I normally indicate to a prospective client that my first consultation is free, but often I take down information after an interview and begin billing for that time. Is that acceptable?
The Rules of Professional Conduct for Attorneys make clear that a lawyer must not present false or misleading information when speaking about the lawyer’s services. In addition, the rules provide that a lawyer must communicate, in writing, the basis or rate of the fee being charged to the client for services the lawyer renders. Because of the requirements of these rules, a lawyer must be very careful if the lawyer is stating that the first consultation with a prospective client is totally free of charge.
Under SCR 20:7.1, a lawyer must not convey information that is false or misleading. If a lawyer indicates that the first consultation for a prospective client is free, the lawyer must not do so in a way that is misleading or subsequently change the information that has been communicated to the prospective client. In addition, under SCR 20:1.5, the lawyer must communicate in writing about the basis or rate of fees that the lawyer charges, and deciding to charge for time spent in an initial consultation, without making clear how the charges for the initial consultation will be made, could violate this requirement.
The Ohio Supreme Court recently reprimanded a law firm owner who offered a “free consultation” on the law firm’s website but billed clients for all or a portion of the initial meeting with the client once the client agreed to representation and signed a fee agreement with the law firm. The Ohio Supreme Court also disciplined another lawyer in the same firm because the lawyer did not clearly communicate that there was a limit on the free consultation as advertised, and that billing began at a certain point during that initial interview.
Ethics Hotline. To informally discuss an ethics question, contact the State Bar ethics counsel, Timothy Pierce. He can be reached at (608) 250-6168 or (800) 444-9404, ext. 6168, Monday through Friday, 9 a.m to 4 p.m.
The Ohio Supreme Court held that “the advertisement was misleading because it omitted a key piece of information; the free consultation ended (and billing began) with a signing of the fee agreement.” A dissenting justice argued that the lawyers acted in good faith and committed, at a minimum, a “communication error,” and that it was unreasonable for prospective clients to assume that none of the time spent at the initial meeting was going to be billed to the client.

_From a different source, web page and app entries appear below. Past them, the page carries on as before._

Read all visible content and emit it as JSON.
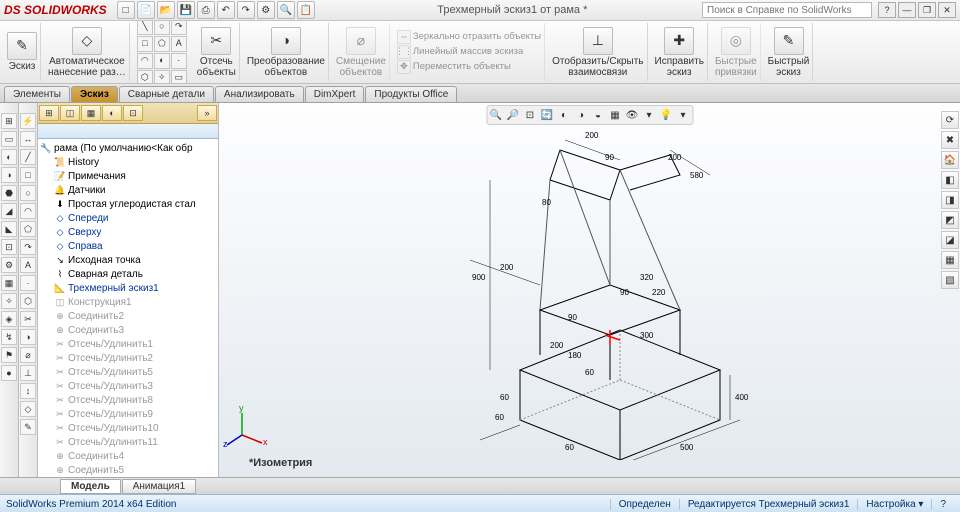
{
  "titlebar": {
    "logo": "DS SOLIDWORKS",
    "title": "Трехмерный эскиз1 от рама *",
    "search_placeholder": "Поиск в Справке по SolidWorks",
    "buttons": {
      "min": "—",
      "rest": "❐",
      "close": "✕",
      "help": "?"
    }
  },
  "qat": [
    "□",
    "▼",
    "📄",
    "📂",
    "💾",
    "⎙",
    "↶",
    "↷",
    "⚙",
    "🔍",
    "📋"
  ],
  "ribbon": {
    "sketch": {
      "label": "Эскиз",
      "icon": "✎"
    },
    "auto": {
      "label": "Автоматическое\nнанесение раз…",
      "icon": "◇"
    },
    "trim": {
      "label": "Отсечь\nобъекты",
      "icon": "✂"
    },
    "convert": {
      "label": "Преобразование\nобъектов",
      "icon": "◑"
    },
    "offset": {
      "label": "Смещение\nобъектов",
      "icon": "⌀"
    },
    "mirror": "Зеркально отразить объекты",
    "pattern": "Линейный массив эскиза",
    "move": "Переместить объекты",
    "showhide": {
      "label": "Отобразить/Скрыть\nвзаимосвязи",
      "icon": "⊥"
    },
    "repair": {
      "label": "Исправить\nэскиз",
      "icon": "✚"
    },
    "snaps": {
      "label": "Быстрые\nпривязки",
      "icon": "◎"
    },
    "quick": {
      "label": "Быстрый\nэскиз",
      "icon": "✎"
    }
  },
  "tools": [
    "╲",
    "○",
    "↷",
    "□",
    "⬠",
    "A",
    "◠",
    "◐",
    "·",
    "⬡",
    "✧",
    "▭"
  ],
  "tabs": [
    "Элементы",
    "Эскиз",
    "Сварные детали",
    "Анализировать",
    "DimXpert",
    "Продукты Office"
  ],
  "tree": {
    "root": "рама  (По умолчанию<Как обр",
    "items": [
      {
        "icon": "📜",
        "label": "History",
        "cls": ""
      },
      {
        "icon": "📝",
        "label": "Примечания",
        "cls": ""
      },
      {
        "icon": "🔔",
        "label": "Датчики",
        "cls": ""
      },
      {
        "icon": "⬇",
        "label": "Простая углеродистая стал",
        "cls": ""
      },
      {
        "icon": "◇",
        "label": "Спереди",
        "cls": "blue"
      },
      {
        "icon": "◇",
        "label": "Сверху",
        "cls": "blue"
      },
      {
        "icon": "◇",
        "label": "Справа",
        "cls": "blue"
      },
      {
        "icon": "↘",
        "label": "Исходная точка",
        "cls": ""
      },
      {
        "icon": "⌇",
        "label": "Сварная деталь",
        "cls": ""
      },
      {
        "icon": "📐",
        "label": "Трехмерный эскиз1",
        "cls": "blue"
      },
      {
        "icon": "◫",
        "label": "Конструкция1",
        "cls": "gray"
      },
      {
        "icon": "⊕",
        "label": "Соединить2",
        "cls": "gray"
      },
      {
        "icon": "⊕",
        "label": "Соединить3",
        "cls": "gray"
      },
      {
        "icon": "✂",
        "label": "Отсечь/Удлинить1",
        "cls": "gray"
      },
      {
        "icon": "✂",
        "label": "Отсечь/Удлинить2",
        "cls": "gray"
      },
      {
        "icon": "✂",
        "label": "Отсечь/Удлинить5",
        "cls": "gray"
      },
      {
        "icon": "✂",
        "label": "Отсечь/Удлинить3",
        "cls": "gray"
      },
      {
        "icon": "✂",
        "label": "Отсечь/Удлинить8",
        "cls": "gray"
      },
      {
        "icon": "✂",
        "label": "Отсечь/Удлинить9",
        "cls": "gray"
      },
      {
        "icon": "✂",
        "label": "Отсечь/Удлинить10",
        "cls": "gray"
      },
      {
        "icon": "✂",
        "label": "Отсечь/Удлинить11",
        "cls": "gray"
      },
      {
        "icon": "⊕",
        "label": "Соединить4",
        "cls": "gray"
      },
      {
        "icon": "⊕",
        "label": "Соединить5",
        "cls": "gray"
      }
    ]
  },
  "viewtb": [
    "🔍",
    "🔎",
    "⊡",
    "🔄",
    "◐",
    "◑",
    "◒",
    "▦",
    "👁",
    "▾",
    "💡",
    "▾"
  ],
  "righttb": [
    "⟳",
    "✖",
    "🏠",
    "◧",
    "◨",
    "◩",
    "◪",
    "▦",
    "▧"
  ],
  "lefttb": [
    "⚡",
    "↔",
    "╱",
    "□",
    "○",
    "◠",
    "⬠",
    "↷",
    "A",
    "·",
    "⬡",
    "✂",
    "◑",
    "⌀",
    "⊥",
    "↕",
    "◇",
    "✎"
  ],
  "lefttb2": [
    "⊞",
    "▭",
    "◐",
    "◑",
    "⬣",
    "◢",
    "◣",
    "⊡",
    "⚙",
    "▦",
    "✧",
    "◈",
    "↯",
    "⚑",
    "●"
  ],
  "dims": {
    "d200a": "200",
    "d90a": "90",
    "d200b": "200",
    "d580": "580",
    "d80": "80",
    "d200c": "200",
    "d900": "900",
    "d320": "320",
    "d90b": "90",
    "d220": "220",
    "d90c": "90",
    "d200d": "200",
    "d180": "180",
    "d300": "300",
    "d60a": "60",
    "d60b": "60",
    "d60c": "60",
    "d400": "400",
    "d500": "500",
    "d60d": "60"
  },
  "triad": {
    "x": "x",
    "y": "y",
    "z": "z"
  },
  "viewlabel": "*Изометрия",
  "bottab": {
    "model": "Модель",
    "anim": "Анимация1"
  },
  "status": {
    "edition": "SolidWorks Premium 2014 x64 Edition",
    "state": "Определен",
    "editing": "Редактируется Трехмерный эскиз1",
    "custom": "Настройка ▾"
  }
}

This shows that lawyers must be careful when communicating with prospective clients about the fees they are going to charge and explaining how they will be billing for their legal services. A lawyer could bill for some time spent in an initial consultation, if the lawyer clearly communicated to the client that the consultation is changing from the initial free consultation to a consultation and fact-gathering meeting at which the lawyer is gaining the necessary information to provide for the representation of the prospective client. This communication must be clear and specific so the client understands how the client will be billed for that initial consultation.